- Gender Roles: Expectations in society for how people should act based on their biological sex. These may be very stereotyped and reflect the common view of the society. Gender role refers to a range of behavior or interests—being more or less masculine or feminine. For example, a girl may like to roughhouse and play with trains. We might call her a “tomboy,” because she doesn’t fit the typical female gender role. Gender roles change over time in society. For example, not that long ago, few women became medical doctors; today, the majority of students entering medical schools are women.
- Sexual Orientation: Being attracted to the same or the opposite sex, or both. For example, a person could be homosexual (gay or lesbian), heterosexual (straight), or bisexual (attracted to both men and women).

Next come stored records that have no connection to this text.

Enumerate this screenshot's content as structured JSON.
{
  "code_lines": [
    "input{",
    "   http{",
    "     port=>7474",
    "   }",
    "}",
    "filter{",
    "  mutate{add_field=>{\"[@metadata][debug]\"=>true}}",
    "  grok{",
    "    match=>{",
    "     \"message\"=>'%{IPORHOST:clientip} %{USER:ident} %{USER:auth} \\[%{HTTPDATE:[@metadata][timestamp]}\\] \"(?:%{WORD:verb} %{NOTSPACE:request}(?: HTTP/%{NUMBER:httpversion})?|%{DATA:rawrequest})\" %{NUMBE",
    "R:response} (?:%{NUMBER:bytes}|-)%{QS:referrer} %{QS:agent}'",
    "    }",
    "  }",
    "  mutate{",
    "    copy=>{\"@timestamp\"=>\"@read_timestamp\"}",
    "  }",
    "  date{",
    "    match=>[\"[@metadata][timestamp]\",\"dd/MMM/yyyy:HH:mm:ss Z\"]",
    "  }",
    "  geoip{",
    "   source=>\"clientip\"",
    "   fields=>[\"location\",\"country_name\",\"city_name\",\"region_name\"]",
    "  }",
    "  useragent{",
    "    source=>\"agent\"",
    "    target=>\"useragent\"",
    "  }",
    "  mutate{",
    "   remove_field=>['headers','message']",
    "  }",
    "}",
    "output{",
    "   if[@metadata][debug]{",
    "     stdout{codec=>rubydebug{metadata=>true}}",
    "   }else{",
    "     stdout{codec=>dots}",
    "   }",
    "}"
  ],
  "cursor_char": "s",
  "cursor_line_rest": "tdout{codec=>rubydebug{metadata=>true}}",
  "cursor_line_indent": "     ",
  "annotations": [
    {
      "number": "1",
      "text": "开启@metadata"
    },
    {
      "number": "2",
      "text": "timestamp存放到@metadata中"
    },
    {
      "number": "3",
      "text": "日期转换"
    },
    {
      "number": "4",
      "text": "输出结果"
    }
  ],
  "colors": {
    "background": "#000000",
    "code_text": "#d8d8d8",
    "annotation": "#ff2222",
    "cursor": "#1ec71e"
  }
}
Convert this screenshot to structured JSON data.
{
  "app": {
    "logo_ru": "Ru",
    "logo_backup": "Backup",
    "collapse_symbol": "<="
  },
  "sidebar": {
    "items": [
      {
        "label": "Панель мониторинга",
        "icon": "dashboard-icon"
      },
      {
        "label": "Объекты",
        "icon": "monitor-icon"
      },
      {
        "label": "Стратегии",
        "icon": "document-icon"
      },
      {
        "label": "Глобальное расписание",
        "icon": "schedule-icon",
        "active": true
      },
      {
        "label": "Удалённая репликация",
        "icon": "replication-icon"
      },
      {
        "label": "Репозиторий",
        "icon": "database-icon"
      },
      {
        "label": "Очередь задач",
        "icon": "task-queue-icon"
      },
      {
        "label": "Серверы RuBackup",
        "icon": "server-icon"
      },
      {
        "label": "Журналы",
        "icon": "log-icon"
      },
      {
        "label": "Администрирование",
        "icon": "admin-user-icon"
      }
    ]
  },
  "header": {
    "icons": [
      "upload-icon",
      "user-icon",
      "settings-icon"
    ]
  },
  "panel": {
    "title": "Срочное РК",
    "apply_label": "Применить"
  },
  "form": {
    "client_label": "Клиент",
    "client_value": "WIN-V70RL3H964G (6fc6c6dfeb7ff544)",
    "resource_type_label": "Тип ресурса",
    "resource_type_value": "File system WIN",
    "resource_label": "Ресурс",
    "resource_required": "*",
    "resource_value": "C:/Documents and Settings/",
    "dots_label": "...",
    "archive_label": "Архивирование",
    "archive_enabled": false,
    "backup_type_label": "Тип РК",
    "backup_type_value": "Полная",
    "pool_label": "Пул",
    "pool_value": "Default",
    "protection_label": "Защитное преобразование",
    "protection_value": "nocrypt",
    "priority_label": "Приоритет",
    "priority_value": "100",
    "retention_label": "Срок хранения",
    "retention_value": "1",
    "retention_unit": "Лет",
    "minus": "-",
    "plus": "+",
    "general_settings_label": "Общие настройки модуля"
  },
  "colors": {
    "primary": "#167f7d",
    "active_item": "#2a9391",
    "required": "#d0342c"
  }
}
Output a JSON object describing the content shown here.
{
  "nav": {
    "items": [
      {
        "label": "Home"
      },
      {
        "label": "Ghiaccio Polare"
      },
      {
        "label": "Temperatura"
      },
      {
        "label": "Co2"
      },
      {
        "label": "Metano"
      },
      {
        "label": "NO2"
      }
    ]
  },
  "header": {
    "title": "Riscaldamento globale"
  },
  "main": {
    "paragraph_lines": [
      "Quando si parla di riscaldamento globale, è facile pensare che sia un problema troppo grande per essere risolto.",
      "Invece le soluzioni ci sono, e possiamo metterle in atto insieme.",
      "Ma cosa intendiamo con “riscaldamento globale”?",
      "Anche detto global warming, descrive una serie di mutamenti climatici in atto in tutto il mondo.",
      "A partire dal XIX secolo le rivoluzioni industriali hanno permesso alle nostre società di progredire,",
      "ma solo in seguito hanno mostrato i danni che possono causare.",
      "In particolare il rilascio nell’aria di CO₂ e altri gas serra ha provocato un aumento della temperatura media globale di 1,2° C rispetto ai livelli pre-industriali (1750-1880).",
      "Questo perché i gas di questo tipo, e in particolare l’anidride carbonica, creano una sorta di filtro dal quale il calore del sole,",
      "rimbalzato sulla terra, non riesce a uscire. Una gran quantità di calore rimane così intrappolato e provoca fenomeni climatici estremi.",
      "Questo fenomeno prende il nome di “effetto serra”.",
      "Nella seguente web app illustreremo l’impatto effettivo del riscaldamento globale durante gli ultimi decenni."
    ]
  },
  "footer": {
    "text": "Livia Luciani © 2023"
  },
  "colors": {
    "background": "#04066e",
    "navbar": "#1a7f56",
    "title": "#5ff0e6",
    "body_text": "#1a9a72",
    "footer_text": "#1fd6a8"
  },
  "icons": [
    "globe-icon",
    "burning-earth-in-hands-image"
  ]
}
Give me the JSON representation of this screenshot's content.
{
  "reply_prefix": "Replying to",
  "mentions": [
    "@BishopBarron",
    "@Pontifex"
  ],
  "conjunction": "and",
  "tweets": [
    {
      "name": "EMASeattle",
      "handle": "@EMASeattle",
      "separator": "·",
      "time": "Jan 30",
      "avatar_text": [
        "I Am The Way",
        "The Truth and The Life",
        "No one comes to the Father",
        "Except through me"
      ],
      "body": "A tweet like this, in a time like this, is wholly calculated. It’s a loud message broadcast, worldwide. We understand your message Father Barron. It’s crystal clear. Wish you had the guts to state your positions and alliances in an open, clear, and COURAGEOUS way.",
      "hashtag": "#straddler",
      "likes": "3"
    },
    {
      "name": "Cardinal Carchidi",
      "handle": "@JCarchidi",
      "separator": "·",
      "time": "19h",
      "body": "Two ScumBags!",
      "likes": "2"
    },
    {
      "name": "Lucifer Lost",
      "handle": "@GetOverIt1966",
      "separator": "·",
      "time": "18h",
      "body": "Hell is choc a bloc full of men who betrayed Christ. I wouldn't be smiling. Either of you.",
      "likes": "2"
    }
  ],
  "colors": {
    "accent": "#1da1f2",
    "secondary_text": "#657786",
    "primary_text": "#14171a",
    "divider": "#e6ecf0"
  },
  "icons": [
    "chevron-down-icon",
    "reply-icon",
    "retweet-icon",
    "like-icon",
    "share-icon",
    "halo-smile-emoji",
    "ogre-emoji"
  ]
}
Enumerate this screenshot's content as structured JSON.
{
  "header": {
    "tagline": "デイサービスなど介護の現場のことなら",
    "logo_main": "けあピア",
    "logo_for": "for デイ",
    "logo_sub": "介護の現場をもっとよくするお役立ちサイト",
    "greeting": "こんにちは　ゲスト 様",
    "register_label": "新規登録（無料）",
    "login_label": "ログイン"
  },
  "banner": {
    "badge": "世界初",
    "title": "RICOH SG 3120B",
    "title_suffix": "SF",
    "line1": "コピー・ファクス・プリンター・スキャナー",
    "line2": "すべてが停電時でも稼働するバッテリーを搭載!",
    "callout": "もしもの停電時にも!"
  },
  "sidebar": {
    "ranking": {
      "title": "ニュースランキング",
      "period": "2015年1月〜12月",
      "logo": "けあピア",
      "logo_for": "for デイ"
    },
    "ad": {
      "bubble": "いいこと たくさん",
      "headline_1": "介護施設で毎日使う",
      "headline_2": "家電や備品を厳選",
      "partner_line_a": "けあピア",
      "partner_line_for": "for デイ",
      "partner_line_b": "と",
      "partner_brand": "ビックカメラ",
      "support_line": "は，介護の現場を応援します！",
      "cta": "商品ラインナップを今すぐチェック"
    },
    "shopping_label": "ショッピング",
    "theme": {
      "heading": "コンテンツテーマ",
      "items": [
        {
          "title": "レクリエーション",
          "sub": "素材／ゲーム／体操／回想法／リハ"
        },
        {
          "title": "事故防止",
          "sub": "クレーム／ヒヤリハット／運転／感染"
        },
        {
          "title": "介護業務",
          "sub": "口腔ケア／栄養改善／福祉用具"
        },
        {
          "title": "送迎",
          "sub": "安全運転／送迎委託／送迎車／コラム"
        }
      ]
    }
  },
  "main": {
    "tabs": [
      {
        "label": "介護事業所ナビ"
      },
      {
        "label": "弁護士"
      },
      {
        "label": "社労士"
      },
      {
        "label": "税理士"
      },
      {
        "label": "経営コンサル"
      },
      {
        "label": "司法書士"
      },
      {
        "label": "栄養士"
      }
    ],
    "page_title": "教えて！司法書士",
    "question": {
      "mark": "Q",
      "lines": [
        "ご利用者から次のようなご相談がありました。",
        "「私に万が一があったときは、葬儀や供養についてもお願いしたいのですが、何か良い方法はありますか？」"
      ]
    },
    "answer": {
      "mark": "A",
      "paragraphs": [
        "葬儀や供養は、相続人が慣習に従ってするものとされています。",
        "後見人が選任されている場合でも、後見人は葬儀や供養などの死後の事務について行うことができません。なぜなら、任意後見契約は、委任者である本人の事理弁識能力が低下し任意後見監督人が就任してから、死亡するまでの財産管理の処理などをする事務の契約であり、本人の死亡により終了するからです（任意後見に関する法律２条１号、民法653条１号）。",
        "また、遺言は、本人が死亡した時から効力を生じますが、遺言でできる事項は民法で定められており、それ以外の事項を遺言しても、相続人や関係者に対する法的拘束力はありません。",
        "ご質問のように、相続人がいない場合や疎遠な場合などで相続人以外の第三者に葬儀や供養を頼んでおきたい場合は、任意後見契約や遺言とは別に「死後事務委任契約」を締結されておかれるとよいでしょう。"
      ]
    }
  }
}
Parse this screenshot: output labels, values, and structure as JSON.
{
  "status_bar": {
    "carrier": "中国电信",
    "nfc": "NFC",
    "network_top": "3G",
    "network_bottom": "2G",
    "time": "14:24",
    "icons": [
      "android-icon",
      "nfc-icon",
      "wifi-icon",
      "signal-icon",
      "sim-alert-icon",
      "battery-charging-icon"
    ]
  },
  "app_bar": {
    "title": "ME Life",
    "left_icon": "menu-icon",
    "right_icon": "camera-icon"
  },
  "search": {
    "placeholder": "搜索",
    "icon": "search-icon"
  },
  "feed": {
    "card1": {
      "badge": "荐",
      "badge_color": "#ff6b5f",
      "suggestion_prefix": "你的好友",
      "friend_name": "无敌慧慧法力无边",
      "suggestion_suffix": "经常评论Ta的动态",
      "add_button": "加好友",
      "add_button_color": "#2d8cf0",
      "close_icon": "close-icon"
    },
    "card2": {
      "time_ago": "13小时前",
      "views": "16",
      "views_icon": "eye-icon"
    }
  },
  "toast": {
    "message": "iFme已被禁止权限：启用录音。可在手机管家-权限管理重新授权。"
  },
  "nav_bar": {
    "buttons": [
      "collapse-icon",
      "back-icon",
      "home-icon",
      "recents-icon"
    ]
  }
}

Every child is unique, with their own personality. In CAH, the exposure to high levels of androgens can influence girls’ behavior (gender role). It is common for girls with CAH to play more with typical “boy” toys or act like "tomboys" Almost all girls with CAH, however, still have a gender identity of girl or woman.With the right support, children with CAH can grow up happy and healthy regardless of their gender identity, gender roles or sexual orientation. Health care for CAH should include professionals who can give psychological and emotional support to the family and, as they get older, to the child. Having a chronic medical condition can be a stressor for all involved.
Related pages on YourChild:
- Disorders of Sex Development (DSD) (for caregivers of girls with CAH)
- Children with Chronic Conditions
- Early Puberty
- Developmental Delay
Related YourChild podcasts:
- Disorders of Sex Development Podcast Part 1 (for caregivers of girls with CAH)
- Disorders of Sex Development Podcast Part 2 (for caregivers of girls with CAH)
- Early Puberty Podcast
- Growing Up Short in a Tall World Podcast
Written and compiled by Kyla Boyse, RN and Talyah Sands. Reviewed by David E. Sandberg, Ph.D.